In addition, analysis of the data indicates that along with the growth of the Antarctic ice sheet, glaciation in the Northern Hemisphere must also have been taking place.

Lisa Cugini | EurekAlert!
Further information:
http://www.gso.uri.edu

More articles from Ecology, The Environment and Conservation:

nachricht Scientists produce a new roadmap for guiding development & conservation in the Amazon
09.12.2016 | Wildlife Conservation Society

nachricht Successful calculation of human and natural influence on cloud formation
04.11.2016 | Goethe-Universität Frankfurt am Main

All articles from Ecology, The Environment and Conservation >>>

The most recent press releases about innovation >>>

Die letzten 5 Focus-News des innovations-reports im Überblick:

Im Focus: Electron highway inside crystal

Physicists of the University of Würzburg have made an astonishing discovery in a specific type of topological insulators. The effect is due to the structure of the materials used. The researchers have now published their work in the journal Science.

Topological insulators are currently the hot topic in physics according to the newspaper Neue Zürcher Zeitung. Only a few weeks ago, their importance was...

Im Focus: Significantly more productivity in USP lasers

In recent years, lasers with ultrashort pulses (USP) down to the femtosecond range have become established on an industrial scale. They could advance some applications with the much-lauded “cold ablation” – if that meant they would then achieve more throughput. A new generation of process engineering that will address this issue in particular will be discussed at the “4th UKP Workshop – Ultrafast Laser Technology” in April 2017.

Even back in the 1990s, scientists were comparing materials processing with nanosecond, picosecond and femtosesecond pulses. The result was surprising:...

Im Focus: Shape matters when light meets atom

Mapping the interaction of a single atom with a single photon may inform design of quantum devices

Have you ever wondered how you see the world? Vision is about photons of light, which are packets of energy, interacting with the atoms or molecules in what...

Im Focus: Novel silicon etching technique crafts 3-D gradient refractive index micro-optics

A multi-institutional research collaboration has created a novel approach for fabricating three-dimensional micro-optics through the shape-defined formation of porous silicon (PSi), with broad impacts in integrated optoelectronics, imaging, and photovoltaics.
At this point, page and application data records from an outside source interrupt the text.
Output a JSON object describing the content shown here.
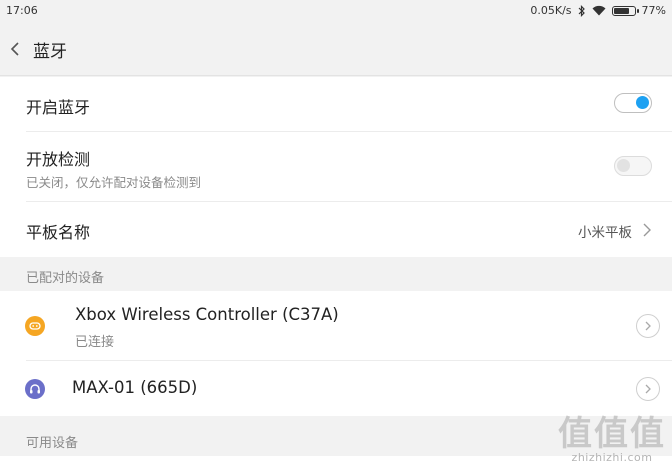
{
  "status_bar": {
    "time": "17:06",
    "network_speed": "0.05K/s",
    "battery_percent": "77%",
    "battery_level": 0.77,
    "icons": [
      "bluetooth-icon",
      "wifi-icon",
      "battery-icon"
    ]
  },
  "nav": {
    "title": "蓝牙",
    "back_icon": "chevron-left-icon"
  },
  "settings": {
    "bluetooth_toggle": {
      "label": "开启蓝牙",
      "state": "on"
    },
    "discoverable": {
      "label": "开放检测",
      "sub": "已关闭，仅允许配对设备检测到",
      "state": "off"
    },
    "device_name": {
      "label": "平板名称",
      "value": "小米平板"
    }
  },
  "paired_section": {
    "header": "已配对的设备",
    "devices": [
      {
        "name": "Xbox Wireless Controller (C37A)",
        "status": "已连接",
        "icon": "gamepad-icon",
        "icon_color": "#f5a623"
      },
      {
        "name": "MAX-01 (665D)",
        "status": "",
        "icon": "headphones-icon",
        "icon_color": "#6b6fc9"
      }
    ]
  },
  "available_section": {
    "header": "可用设备"
  },
  "watermark": {
    "chars": "值值值",
    "url": "zhizhizhi.com"
  },
  "colors": {
    "accent": "#1da1f2",
    "background": "#f2f2f2"
  }
}
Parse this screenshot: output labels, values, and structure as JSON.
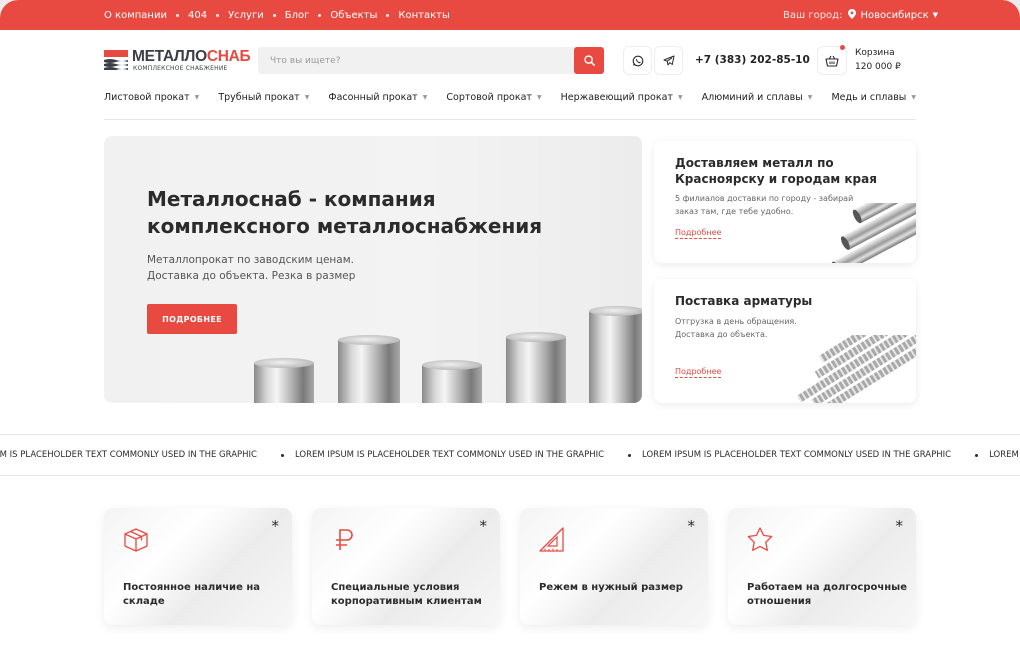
{
  "topbar": {
    "links": [
      "О компании",
      "404",
      "Услуги",
      "Блог",
      "Объекты",
      "Контакты"
    ],
    "city_label": "Ваш город:",
    "city": "Новосибирск"
  },
  "header": {
    "logo_main": "МЕТАЛЛО",
    "logo_accent": "СНАБ",
    "logo_tagline": "КОМПЛЕКСНОЕ СНАБЖЕНИЕ",
    "search_placeholder": "Что вы ищете?",
    "phone": "+7 (383) 202-85-10",
    "cart_label": "Корзина",
    "cart_total": "120 000 ₽"
  },
  "categories": [
    "Листовой прокат",
    "Трубный прокат",
    "Фасонный прокат",
    "Сортовой прокат",
    "Нержавеющий прокат",
    "Алюминий и сплавы",
    "Медь и сплавы"
  ],
  "hero": {
    "title": "Металлоснаб - компания комплексного металлоснабжения",
    "line1": "Металлопрокат по заводским ценам.",
    "line2": "Доставка до объекта. Резка в размер",
    "cta": "ПОДРОБНЕЕ"
  },
  "promo": [
    {
      "title_1": "Доставляем металл по",
      "title_2": "Красноярску и городам края",
      "desc_1": "5 филиалов доставки по городу - забирай",
      "desc_2": "заказ там, где тебе удобно.",
      "more": "Подробнее"
    },
    {
      "title_1": "Поставка арматуры",
      "title_2": "",
      "desc_1": "Отгрузка в день обращения.",
      "desc_2": "Доставка до объекта.",
      "more": "Подробнее"
    }
  ],
  "marquee_text": "LOREM IPSUM IS PLACEHOLDER TEXT COMMONLY USED IN THE GRAPHIC",
  "marquee_head": "SUM IS PLACEHOLDER TEXT COMMONLY USED IN THE GRAPHIC",
  "marquee_tail": "LOREM IPSU",
  "features": [
    {
      "icon": "box-icon",
      "title": "Постоянное наличие на складе",
      "mark": "*"
    },
    {
      "icon": "ruble-icon",
      "title": "Специальные условия корпоративным клиентам",
      "mark": "*"
    },
    {
      "icon": "triangle-ruler-icon",
      "title": "Режем в нужный размер",
      "mark": "*"
    },
    {
      "icon": "star-icon",
      "title": "Работаем на долгосрочные отношения",
      "mark": "*"
    }
  ],
  "colors": {
    "accent": "#e84a42",
    "text": "#2b2b2b"
  }
}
Working with colleagues at Stanford and The Dow Chemical Company, researchers at the University of Illinois at Urbana-Champaign fabricated 3-D birefringent...

Im Focus: Quantum Particles Form Droplets

In experiments with magnetic atoms conducted at extremely low temperatures, scientists have demonstrated a unique phase of matter: The atoms form a new type of quantum liquid or quantum droplet state. These so called quantum droplets may preserve their form in absence of external confinement because of quantum effects. The joint team of experimental physicists from Innsbruck and theoretical physicists from Hannover report on their findings in the journal Physical Review X.

“Our Quantum droplets are in the gas phase but they still drop like a rock,” explains experimental physicist Francesca Ferlaino when talking about the...

All Focus news of the innovation-report >>>

Anzeige

Anzeige

Event News

ICTM Conference 2017: Production technology for turbomachine manufacturing of the future

16.11.2016 | Event News

Innovation Day Laser Technology – Laser Additive Manufacturing

01.11.2016 | Event News

#IC2S2: When Social Science meets Computer Science - GESIS will host the IC2S2 conference 2017

14.10.2016 | Event News

 
Latest News

Researchers identify potentially druggable mutant p53 proteins that promote cancer growth

09.12.2016 | Life Sciences

Scientists produce a new roadmap for guiding development & conservation in the Amazon

09.12.2016 | Ecology, The Environment and Conservation

Satellites, airport visibility readings shed light on troops' exposure to air pollution

09.12.2016 | Health and Medicine

VideoLinks
B2B-VideoLinks
More VideoLinks >>>